MWA Founders to be Inducted into Montana Outdoor Hall of Fame
Ken and Florence Baldwin dedicated their lives to Montana’s wild places and wildlife
In 1958, husband and wife Ken and Florence Baldwin wrote a letter to 100 friends across Montana inviting them to Bozeman to discuss wildlands protection and the support they could give to a Congressional bill creating a national system of wilderness areas.
Two weeks later, 21 people from across the state met in a conference room at the Baxter Hotel, some traveling from as far away as East Glacier. The group included three local outfitters, a state fish and game biologist, and one Madison Valley rancher. That afternoon, the group agreed to form an organization dedicated to a “balanced conservation program … essential in the survival of our civilized culture.” That group is Montana Wilderness Association, the first grassroots wilderness organization in the country.
For their role in creating our organization and for their lifelong dedication to protecting wild places and wild things, Montana’s Outdoors Legacy Foundation will posthumously induct Ken and Florence into the Montana Outdoor Hall of Fame at a banquet in Helena on December 3.
The Montana Outdoor Hall of Fame honors people, both living and deceased, who made significant and lasting contributions to the restoration and conservation of Montana’s wildlife and wild places. The focus of the awards is to recognize Montana’s historical and contemporary conservation leaders and to ensure their stories become part of Montana’s outdoor heritage. As Hall of Famers, the Baldwins will the join the likes of Theodore Roosevelt, Senator Lee Metcalf, and former MWA presidents Doris Milner, Cecil Garland, and Gerry Jennings.

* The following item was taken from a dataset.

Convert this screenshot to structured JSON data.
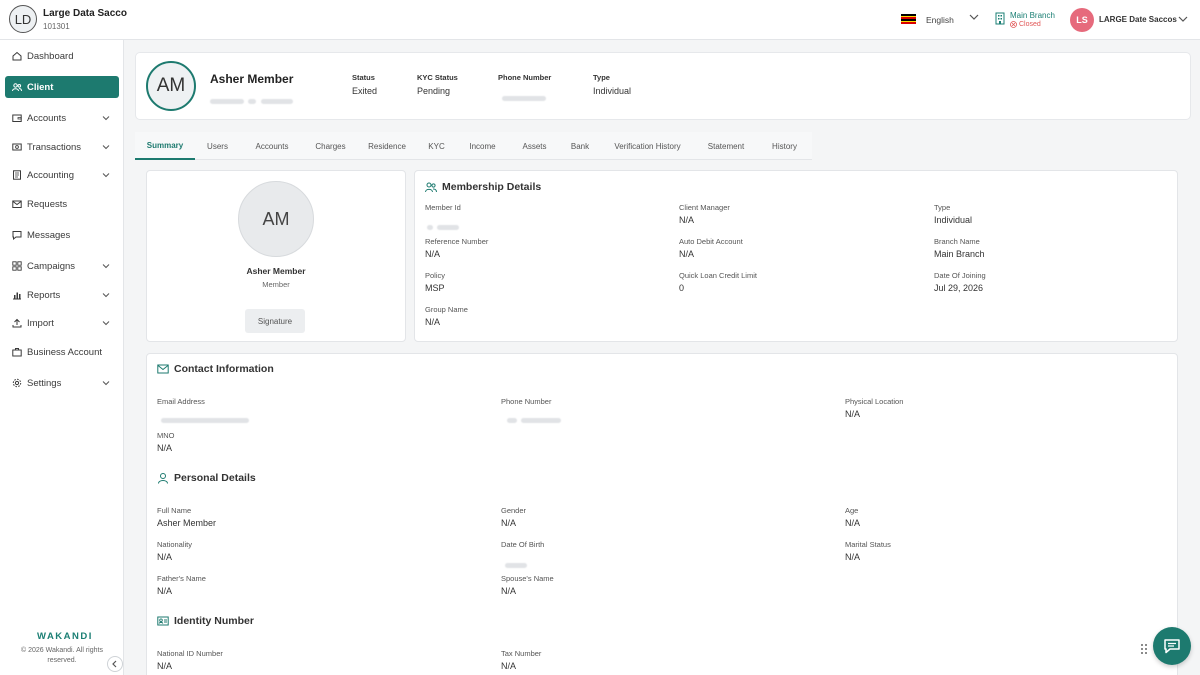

Before founding MWA, the Baldwins had already spent several years advocating on behalf of Montana’s wildlife. Avid hunters, they had trekked throughout northern and western Montana from the 1930s to the 1950s and charted a decline in the state’s wildlife populations. These experiences compelled Ken to join, and later serve as president of, fish and wildlife groups such as the Montana Wildlife Federation and the Gallatin Sportsmen’s Association. Seeing “that it was necessary that wildlands be set aside to leave the habitat for those animals,” Ken and Florence embarked on a mission to stop the loss of wild country in Montana. That’s when they wrote the letter to 100 of their friends.
Thanks to the Baldwins’ leadership, MWA stood at the forefront of the Wilderness Act, working alongside Senators James Murray, Mike Mansfield, and Lee Metcalf, all of whom were original sponsors of the bill. Also thanks to the Baldwins’ leadership, Montana’s Bob Marshall, Cabinet Mountains, Gates of the Mountains, Anaconda-Pintler, and Selway-Bitterroot Wilderness Areas were all designated with passage of the Wilderness Act in 1964.
As part of their work advocating for wilderness protection, Ken and Florence set out on July 21, 1962 with a group of 40 to Table Mountain in the Spanish Peaks. Their intention was to connect people to special places that needed protection. With that trip, MWA’s Wilderness Walks program was born. Since then, thousands of people have participated in these free volunteer-led walks into some of Montana’s most precious wild places and have grow to love and advocate for their protection.
Ken and Florence were married for 77 years and everyone who knew them saw how much they loved being together. They were inseparable. Their love for Montana kept them young, vibrant, and engaged, even when they were in their 90s.
Florence passed away in January 2007 at the age of 95. Ken passed away just one month later at the age of 98.
This year’s other honorees include Margaret Adams, Great Falls (deceased); Bob Anderson, Livingston (deceased); George Darrow, Big Fork (deceased); Jim Goetz, Bozeman; Bud Lilly, Three Forks; Pat McVay, Kalispell; Bob Munson, Chinook; Jim Posewitz, Helena; Tony Schoonen, Butte; Bearhead Swaney, St. Ignatius (deceased); and Pat Williams, Missoula. Another notable inductee will be Bob Ream. (Read our profile of Bob.)
- John Gatchell, senior conservation advisor